Aside from this, a larger group of subcortical structures known collectively as the basal ganglia are responsible for habit formation and maintenance. The basal ganglia consists of several nuclei, including the striatum, which is composed of the caudate nucleus and the putamen, in addition to the globus pallidus. The striatum is the primary site for habit formation, while the globus pallidus is affiliated with inhibiting habitual responses (Gu et al., 2020). With its extensive regulatory framework, the basal ganglia orchestrates a feedback loop, which serves to strengthen the conduct of the behavior in response to a particular cue or contextual stimulus.  To the basal ganglia, however, it is of least concern as to whether this stimulus is advantageous or deleterious; if a person habitually reaches for unhealthy food in times of stress, the basal ganglia will proceed to reinforce such conduct whenever they encounter analogous circumstances or experience a comparable degree of stress. This subsequently makes the behavior more likely to occur in the future, even in the absence of conscious thought or effort (Seger et al., 2011).

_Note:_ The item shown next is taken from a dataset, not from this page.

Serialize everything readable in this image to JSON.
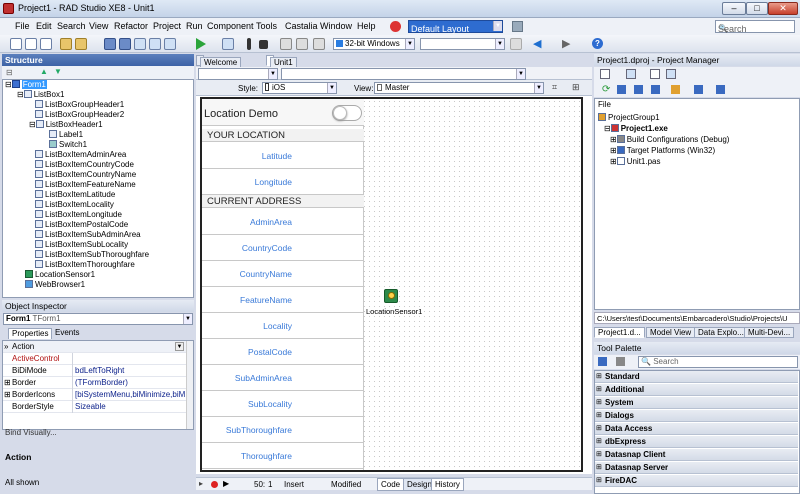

Although habits are largely involuntary (Marsch et al., 2014), they are capable of being altered through habit reversal training (HRT). The process entails pinpointing the cue that prompted the behavior and substituting it with a more preferable one (Heinicke et al., 2020). In the same case of a person habitually reaching for unhealthy food in stressful situations, a substitution attached to an alternative behavior, such as taking deep breaths, necessitates a deliberate attempt to supplant the automatic response with the forceful implementation of a new habit. 

The intrinsic nature of habit is one of ubiquity and omnipresence﹣a universal, primordial relic deeply embedded within every human. While old habits die hard, gaining an understanding of the neural mechanisms involved in habituation can lead to greater control over conscious decision-making and initiative-taking in our lives. Through the continuation of global research as well as driving home the ways habits intertwine with daily life, we can be driven towards a more conscious society and a far more empowered world. 

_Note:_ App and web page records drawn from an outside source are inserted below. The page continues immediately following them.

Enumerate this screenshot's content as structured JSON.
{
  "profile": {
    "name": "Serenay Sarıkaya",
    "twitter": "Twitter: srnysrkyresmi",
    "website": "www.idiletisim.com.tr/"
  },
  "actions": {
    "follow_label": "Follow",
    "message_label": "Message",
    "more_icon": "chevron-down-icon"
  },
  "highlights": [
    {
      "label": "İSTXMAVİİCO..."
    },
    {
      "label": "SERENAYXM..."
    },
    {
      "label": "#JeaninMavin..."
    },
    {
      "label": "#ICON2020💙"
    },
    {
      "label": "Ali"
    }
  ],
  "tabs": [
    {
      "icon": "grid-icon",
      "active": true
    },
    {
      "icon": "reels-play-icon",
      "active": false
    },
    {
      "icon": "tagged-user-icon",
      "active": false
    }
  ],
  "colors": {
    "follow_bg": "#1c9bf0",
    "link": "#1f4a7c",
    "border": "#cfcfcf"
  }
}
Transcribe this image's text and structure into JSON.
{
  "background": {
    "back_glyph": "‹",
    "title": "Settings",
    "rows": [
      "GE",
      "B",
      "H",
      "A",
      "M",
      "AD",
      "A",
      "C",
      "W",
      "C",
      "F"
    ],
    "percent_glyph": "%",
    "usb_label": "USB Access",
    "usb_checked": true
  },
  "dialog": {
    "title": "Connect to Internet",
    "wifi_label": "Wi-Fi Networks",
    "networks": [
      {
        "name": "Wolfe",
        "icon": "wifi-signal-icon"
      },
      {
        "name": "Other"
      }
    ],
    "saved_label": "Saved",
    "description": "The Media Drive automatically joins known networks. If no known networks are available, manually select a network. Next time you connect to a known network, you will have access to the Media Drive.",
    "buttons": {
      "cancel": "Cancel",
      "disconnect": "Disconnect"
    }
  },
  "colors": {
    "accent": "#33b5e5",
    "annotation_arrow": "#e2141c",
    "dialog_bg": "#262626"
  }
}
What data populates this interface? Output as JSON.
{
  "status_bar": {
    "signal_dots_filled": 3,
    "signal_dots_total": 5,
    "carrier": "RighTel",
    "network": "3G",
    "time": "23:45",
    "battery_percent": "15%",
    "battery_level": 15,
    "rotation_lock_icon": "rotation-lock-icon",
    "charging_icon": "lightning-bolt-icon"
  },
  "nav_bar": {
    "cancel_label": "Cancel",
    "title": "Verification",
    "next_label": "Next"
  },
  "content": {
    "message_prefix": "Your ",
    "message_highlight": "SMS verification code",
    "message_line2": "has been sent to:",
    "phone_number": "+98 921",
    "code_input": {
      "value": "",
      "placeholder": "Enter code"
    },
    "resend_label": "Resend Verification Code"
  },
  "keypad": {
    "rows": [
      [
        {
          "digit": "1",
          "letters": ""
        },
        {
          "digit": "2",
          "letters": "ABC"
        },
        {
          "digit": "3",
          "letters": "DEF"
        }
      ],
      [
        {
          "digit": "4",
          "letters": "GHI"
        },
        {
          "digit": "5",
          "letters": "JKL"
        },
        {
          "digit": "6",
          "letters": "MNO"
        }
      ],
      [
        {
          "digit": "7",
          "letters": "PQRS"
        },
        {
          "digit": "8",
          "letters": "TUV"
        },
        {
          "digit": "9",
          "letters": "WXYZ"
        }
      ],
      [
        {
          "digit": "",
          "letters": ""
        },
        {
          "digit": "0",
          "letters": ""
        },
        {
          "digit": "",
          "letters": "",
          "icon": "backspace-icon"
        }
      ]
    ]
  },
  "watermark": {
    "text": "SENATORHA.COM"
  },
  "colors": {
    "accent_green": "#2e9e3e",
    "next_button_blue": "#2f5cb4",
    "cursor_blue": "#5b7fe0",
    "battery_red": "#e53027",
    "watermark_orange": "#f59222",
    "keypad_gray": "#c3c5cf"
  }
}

Gardner E. L. (2011). Addiction and brain reward and antireward pathways. Advances in psychosomatic medicine, 30, 22–60.

Gu, B. M., Schmidt, R., & Berke, J. D. (2020). Globus pallidus dynamics reveal covert strategies for behavioral inhibition. eLife, 9, e57215.

Heinicke, M. R., Stiede, J. T., Miltenberger, R. G., & Woods, D. W. (2020). Reducing risky behavior with habit reversal: A review of behavioral strategies to reduce habitual hand-to-head behavior. Journal of applied behavior analysis, 53(3), 1225–1236.

Lalley, P., Van Jaarsveld, C., Potts, H., & Wardle, J. (2009). How are habits formed: Modeling habit formation in the real world. European Journal of Social Psychology, 40(6), 998-1009.

Marsch, L. A., Guarino, H., Acosta, M., Aponte-Melendez, Y., Cleland, C., Grabinski, M., Brady, R., & Edwards, J. (2014). Web-based behavioral treatment for substance use disorders as a partial replacement of standard methadone maintenance treatment. Journal of substance abuse treatment, 46(1), 43–51.

Seger, C. A. & Spiering, B. J. (2011). A critical review of habit learning and the basal ganglia. Frontiers in systems neuroscience, 5, 66.

Volkow, N. D., Wang, G. J., & Baler, R. D. (2011). Reward, dopamine and the control of food intake: Implications for obesity. Trends in cognitive sciences, 15(1), 37–46.

Wood, W., Mazar, A., & Neal, D. T. (2021). Habits and goals in human behavior: Separate but interacting systems. Perspectives on Psychological Science, 17(2), 590–605. 

Wood, W., Quinn, J., & Kashy, D. (n.d.). Habits in everyday life: Thought, emotion, and action.